Asia report: Markets mixed as unemployment falls in Australia
Markets in Asia closed in a mixed state on Thursday, as traders in mainland China returned to work after the Lunar New Year holiday.
In Japan, the Nikkei 225 was down 0.19% at 30,236.09, as the yen strengthened 0.12% against the dollar to last trade at JPY 105.74.
Of the major components on the benchmark index, robotics specialist Fanuc was up 0.17% and Uniqlo owner Fast Retailing surged 4.58%, while technology giant SoftBank Group was 0.62% weaker.
The broader Topix index was 1% weaker by the end of trading in Tokyo, closing at 1,941.91.
On the mainland, the Shanghai Composite was ahead 0.55% at 3,675.36, and the smaller, technology-centric Shenzhen Composite was 0.41% lower at 2,450.39.
South Korea’s Kospi was down 1.5% at 3,086.66, while the Hang Seng Index in Hong Kong lost 1.58% to close at 30,595.27.
The blue-chip technology stocks were lower in Seoul, with Samsung Electronics down 1.32% and chipmaker SK Hynix 3.08% weaker.
Oil prices were higher as the region went to bed, with Brent crude last up 0.34% at $64.56 per barrel, and West Texas Intermediate rising 0.34% at $61.35.
In Australia, the S&P/ASX 200 eked out gains of 0.01% to 6,885.90, as the country’s unemployment rate fell to 6.4% in January.

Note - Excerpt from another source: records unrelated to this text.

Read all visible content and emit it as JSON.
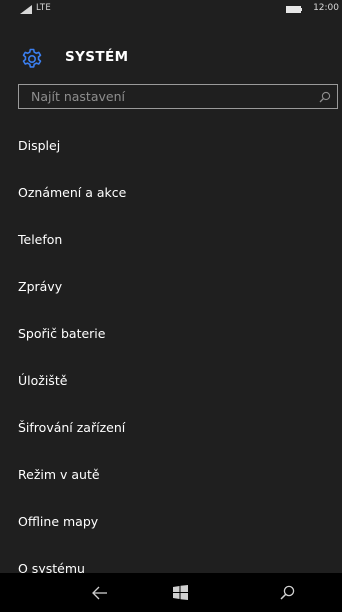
{
  "status_bar": {
    "signal_icon": "signal-bars-icon",
    "network": "LTE",
    "battery_icon": "battery-icon",
    "time": "12:00"
  },
  "header": {
    "icon": "gear-icon",
    "title": "SYSTÉM"
  },
  "search": {
    "placeholder": "Najít nastavení",
    "icon": "search-icon"
  },
  "items": [
    {
      "label": "Displej"
    },
    {
      "label": "Oznámení a akce"
    },
    {
      "label": "Telefon"
    },
    {
      "label": "Zprávy"
    },
    {
      "label": "Spořič baterie"
    },
    {
      "label": "Úložiště"
    },
    {
      "label": "Šifrování zařízení"
    },
    {
      "label": "Režim v autě"
    },
    {
      "label": "Offline mapy"
    },
    {
      "label": "O systému"
    }
  ],
  "nav_bar": {
    "back_icon": "back-arrow-icon",
    "start_icon": "windows-logo-icon",
    "search_icon": "search-icon"
  },
  "colors": {
    "accent": "#3b7ff0",
    "background": "#1f1f1f",
    "nav_background": "#000000",
    "text": "#ffffff"
  }
}
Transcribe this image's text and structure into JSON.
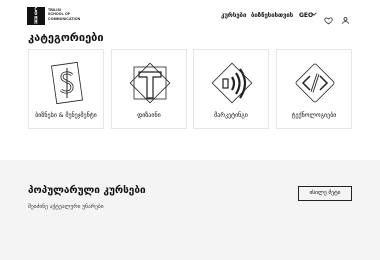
{
  "header": {
    "logo_letters": [
      "C",
      "O",
      "M",
      "M"
    ],
    "logo_text": [
      "TBILISI",
      "SCHOOL OF",
      "COMMUNICATION"
    ],
    "nav": {
      "courses": "კურსები",
      "business": "ბიზნესისთვის"
    },
    "language": "GEO",
    "icons": [
      "chevron-down-icon",
      "heart-icon",
      "user-icon"
    ]
  },
  "categories": {
    "title": "კატეგორიები",
    "items": [
      {
        "label": "ბიზნესი & მენეჯმენტი",
        "icon": "dollar-sign-icon"
      },
      {
        "label": "დიზაინი",
        "icon": "letter-t-icon"
      },
      {
        "label": "მარკეტინგი",
        "icon": "broadcast-icon"
      },
      {
        "label": "ტექნოლოგიები",
        "icon": "code-slash-icon"
      }
    ]
  },
  "popular": {
    "title": "პოპულარული კურსები",
    "subtitle": "შეიძინე აქტუალური უნარები",
    "see_all": "ისილე მეტი"
  }
}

The Australian Bureau of Statistics said that seasonally-adjusted measure was down from the 6.6% it reported in December.
“We’ve seen the underemployment rate fall to 8.1% - the lowest level since 2014,” said federal Treasurer Josh Frydenberg in a press conference.
“And when you look across the country and the states’ performance, Tasmania is leading the way at 5.9% unemployment.”
Frydenberg said there were still some regions and sectors that were struggling through the effects of the Covid-19 pandemic.
“But the overall trajectory in our labour market has been in the right direction.”
Australia’s ‘JobKeeper’ subsidy - a top-up payment to wages intended to keep people employed during the coronavirus crisis - is due to end next month.
Across the Tasman Sea, New Zealand’s S&P/NZX 50 was off 0.32% at 12,633.60, as earnings season rolled on in the island nation.
Airport operator AIAL was down 1% after it swung to losses amid the Covid-19 pandemic and a complete shutdown on tourism to New Zealand, while Australia and New Zealand Banking Group was ahead 2.99% in Wellington after it reported record new mortgages in the country in the December quarter.
Both of the down under dollars were stronger on the greenback, with the Aussie last ahead 0.31% at AUD 1.2863, and the Kiwi advancing 0.27% to NZD 1.3871.